Exercise: Pull each line containing "screenshot" out of the data and copy it.

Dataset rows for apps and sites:
※
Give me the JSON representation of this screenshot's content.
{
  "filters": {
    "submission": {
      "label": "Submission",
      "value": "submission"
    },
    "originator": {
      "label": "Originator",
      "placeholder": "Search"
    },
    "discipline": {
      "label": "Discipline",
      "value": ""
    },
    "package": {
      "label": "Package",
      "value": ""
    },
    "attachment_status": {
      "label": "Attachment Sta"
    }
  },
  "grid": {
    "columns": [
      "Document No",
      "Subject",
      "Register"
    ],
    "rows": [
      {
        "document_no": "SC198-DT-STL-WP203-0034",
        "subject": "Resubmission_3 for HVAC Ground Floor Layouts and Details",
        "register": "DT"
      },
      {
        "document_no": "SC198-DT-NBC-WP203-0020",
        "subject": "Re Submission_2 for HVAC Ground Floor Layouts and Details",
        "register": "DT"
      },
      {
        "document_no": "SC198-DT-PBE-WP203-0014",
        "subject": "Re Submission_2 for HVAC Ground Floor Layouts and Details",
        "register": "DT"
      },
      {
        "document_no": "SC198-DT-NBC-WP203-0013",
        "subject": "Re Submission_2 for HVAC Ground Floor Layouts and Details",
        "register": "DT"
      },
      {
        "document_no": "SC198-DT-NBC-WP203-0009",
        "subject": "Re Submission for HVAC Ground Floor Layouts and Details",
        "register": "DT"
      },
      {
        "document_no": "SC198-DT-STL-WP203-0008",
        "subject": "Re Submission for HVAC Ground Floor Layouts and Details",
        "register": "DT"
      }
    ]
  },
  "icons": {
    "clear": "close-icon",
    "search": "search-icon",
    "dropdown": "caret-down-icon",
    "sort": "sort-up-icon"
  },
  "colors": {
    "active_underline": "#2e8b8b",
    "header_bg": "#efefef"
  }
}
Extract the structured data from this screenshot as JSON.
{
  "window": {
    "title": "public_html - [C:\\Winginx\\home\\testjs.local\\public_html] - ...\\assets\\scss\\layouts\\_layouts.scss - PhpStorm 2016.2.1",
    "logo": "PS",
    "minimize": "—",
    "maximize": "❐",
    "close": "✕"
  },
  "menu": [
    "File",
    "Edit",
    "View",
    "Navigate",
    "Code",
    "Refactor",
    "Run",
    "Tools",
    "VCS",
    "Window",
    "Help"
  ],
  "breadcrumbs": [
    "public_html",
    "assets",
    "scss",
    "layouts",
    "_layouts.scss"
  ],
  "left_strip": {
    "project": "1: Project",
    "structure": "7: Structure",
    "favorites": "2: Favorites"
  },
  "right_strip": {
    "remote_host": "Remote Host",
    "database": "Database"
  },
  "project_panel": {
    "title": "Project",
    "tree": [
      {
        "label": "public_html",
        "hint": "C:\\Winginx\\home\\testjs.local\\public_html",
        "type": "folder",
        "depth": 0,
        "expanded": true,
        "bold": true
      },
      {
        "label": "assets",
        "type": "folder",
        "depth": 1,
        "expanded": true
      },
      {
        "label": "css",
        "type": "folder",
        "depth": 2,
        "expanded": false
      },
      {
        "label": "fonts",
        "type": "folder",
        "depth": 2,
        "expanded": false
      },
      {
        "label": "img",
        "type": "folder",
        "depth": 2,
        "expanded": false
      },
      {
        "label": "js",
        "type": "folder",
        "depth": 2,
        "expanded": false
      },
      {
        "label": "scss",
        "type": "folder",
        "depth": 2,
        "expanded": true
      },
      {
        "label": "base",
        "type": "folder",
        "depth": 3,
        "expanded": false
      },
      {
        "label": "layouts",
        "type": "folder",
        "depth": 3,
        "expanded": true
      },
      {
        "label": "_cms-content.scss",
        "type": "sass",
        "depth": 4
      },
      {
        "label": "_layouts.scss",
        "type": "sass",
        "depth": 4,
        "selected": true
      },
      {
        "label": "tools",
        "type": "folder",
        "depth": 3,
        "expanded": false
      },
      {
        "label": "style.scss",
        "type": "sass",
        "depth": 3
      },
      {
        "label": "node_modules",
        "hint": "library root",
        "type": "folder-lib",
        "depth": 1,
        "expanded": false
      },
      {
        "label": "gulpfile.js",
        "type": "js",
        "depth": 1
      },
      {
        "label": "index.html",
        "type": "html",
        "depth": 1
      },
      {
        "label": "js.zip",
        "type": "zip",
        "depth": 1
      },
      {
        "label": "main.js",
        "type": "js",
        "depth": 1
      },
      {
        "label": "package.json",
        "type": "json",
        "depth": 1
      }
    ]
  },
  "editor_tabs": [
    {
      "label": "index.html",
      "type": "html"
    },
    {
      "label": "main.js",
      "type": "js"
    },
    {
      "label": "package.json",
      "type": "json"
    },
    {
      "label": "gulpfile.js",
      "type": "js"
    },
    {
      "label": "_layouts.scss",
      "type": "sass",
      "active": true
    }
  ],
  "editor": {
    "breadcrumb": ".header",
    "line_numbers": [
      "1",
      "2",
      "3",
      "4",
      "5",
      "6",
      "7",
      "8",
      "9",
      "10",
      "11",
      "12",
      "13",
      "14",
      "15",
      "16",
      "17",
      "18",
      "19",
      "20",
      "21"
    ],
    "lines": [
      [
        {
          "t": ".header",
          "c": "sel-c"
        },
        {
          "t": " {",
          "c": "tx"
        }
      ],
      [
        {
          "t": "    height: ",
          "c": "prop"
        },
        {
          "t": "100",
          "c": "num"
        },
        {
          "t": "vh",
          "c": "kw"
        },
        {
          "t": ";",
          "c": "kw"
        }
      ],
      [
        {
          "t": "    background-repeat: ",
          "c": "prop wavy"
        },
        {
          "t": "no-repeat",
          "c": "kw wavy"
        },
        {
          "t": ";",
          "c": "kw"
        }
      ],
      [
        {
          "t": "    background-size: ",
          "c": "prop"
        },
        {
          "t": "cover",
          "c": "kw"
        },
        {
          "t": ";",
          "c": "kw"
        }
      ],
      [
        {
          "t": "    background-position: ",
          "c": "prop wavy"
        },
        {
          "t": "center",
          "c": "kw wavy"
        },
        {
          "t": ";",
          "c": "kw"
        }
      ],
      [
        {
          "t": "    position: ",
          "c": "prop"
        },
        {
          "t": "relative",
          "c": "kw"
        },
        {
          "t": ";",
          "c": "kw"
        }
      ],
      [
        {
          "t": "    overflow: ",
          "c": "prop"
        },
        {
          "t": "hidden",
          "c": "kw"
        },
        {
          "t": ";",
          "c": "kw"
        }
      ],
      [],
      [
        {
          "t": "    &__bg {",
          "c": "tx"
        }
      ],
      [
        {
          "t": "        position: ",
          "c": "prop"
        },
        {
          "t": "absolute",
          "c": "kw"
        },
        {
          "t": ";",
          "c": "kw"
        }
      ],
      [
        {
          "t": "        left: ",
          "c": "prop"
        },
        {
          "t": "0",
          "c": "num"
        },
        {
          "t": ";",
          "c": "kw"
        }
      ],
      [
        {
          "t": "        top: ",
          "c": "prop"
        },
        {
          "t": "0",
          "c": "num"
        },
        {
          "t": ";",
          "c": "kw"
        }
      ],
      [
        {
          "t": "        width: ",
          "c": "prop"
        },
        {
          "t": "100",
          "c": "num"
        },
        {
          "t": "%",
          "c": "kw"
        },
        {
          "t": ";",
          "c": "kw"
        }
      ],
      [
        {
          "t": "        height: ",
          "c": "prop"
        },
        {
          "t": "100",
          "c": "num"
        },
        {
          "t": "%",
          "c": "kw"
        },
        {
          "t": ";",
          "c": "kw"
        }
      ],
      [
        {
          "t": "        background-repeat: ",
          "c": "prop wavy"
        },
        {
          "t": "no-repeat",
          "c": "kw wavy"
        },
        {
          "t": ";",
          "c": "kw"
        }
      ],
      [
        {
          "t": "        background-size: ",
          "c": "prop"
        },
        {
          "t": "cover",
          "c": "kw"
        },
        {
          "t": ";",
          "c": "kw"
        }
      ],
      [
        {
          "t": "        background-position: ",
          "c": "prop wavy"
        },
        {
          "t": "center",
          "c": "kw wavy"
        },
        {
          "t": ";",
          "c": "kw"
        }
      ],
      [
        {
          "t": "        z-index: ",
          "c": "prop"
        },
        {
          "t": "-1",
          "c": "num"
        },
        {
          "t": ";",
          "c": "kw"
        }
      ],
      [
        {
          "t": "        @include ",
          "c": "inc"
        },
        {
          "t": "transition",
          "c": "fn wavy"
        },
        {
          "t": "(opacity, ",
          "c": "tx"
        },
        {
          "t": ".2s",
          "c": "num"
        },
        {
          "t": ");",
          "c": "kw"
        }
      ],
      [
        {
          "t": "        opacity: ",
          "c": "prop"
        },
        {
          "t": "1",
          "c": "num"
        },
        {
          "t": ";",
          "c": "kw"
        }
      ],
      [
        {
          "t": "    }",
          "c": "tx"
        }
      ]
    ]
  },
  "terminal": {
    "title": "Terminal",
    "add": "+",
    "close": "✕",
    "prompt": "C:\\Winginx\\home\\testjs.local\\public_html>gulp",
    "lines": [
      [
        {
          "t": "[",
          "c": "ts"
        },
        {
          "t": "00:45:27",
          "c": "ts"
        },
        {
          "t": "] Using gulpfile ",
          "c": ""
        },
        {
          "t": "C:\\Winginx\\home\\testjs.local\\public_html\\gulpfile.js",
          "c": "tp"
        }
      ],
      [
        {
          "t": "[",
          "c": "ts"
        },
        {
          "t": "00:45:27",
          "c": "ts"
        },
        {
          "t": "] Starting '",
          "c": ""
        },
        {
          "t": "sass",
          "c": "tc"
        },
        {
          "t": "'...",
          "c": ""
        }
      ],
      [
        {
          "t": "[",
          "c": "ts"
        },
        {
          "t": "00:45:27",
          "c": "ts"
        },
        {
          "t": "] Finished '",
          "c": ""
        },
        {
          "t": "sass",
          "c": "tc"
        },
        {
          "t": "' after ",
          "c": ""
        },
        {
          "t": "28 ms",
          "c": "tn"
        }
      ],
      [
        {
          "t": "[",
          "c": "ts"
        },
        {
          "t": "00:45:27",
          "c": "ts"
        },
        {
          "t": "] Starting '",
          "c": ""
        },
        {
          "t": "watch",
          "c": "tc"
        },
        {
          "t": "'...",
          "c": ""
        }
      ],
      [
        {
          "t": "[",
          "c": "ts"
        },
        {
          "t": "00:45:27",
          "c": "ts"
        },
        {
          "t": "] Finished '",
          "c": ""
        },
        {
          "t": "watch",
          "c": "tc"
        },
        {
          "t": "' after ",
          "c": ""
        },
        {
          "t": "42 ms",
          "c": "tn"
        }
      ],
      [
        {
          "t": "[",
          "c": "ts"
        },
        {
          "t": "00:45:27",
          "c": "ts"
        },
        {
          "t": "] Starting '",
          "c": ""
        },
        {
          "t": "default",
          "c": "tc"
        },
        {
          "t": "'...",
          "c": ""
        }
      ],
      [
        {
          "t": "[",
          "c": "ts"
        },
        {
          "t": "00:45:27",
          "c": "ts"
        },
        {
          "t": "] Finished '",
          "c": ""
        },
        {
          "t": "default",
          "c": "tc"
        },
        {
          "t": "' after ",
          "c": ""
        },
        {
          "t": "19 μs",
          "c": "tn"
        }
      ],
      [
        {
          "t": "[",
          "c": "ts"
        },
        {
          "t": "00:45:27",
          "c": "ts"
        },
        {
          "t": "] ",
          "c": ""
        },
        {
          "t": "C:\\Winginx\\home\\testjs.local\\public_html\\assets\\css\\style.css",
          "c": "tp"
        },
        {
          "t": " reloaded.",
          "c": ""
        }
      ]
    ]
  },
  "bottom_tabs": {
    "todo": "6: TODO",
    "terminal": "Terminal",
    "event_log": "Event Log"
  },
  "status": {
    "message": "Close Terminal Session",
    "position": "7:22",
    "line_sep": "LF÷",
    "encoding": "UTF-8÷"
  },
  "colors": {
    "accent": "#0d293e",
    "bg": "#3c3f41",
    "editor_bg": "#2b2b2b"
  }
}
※
Output of the exercise:
Give me the JSON representation of this screenshot's content.
Extract the structured data from this screenshot as JSON.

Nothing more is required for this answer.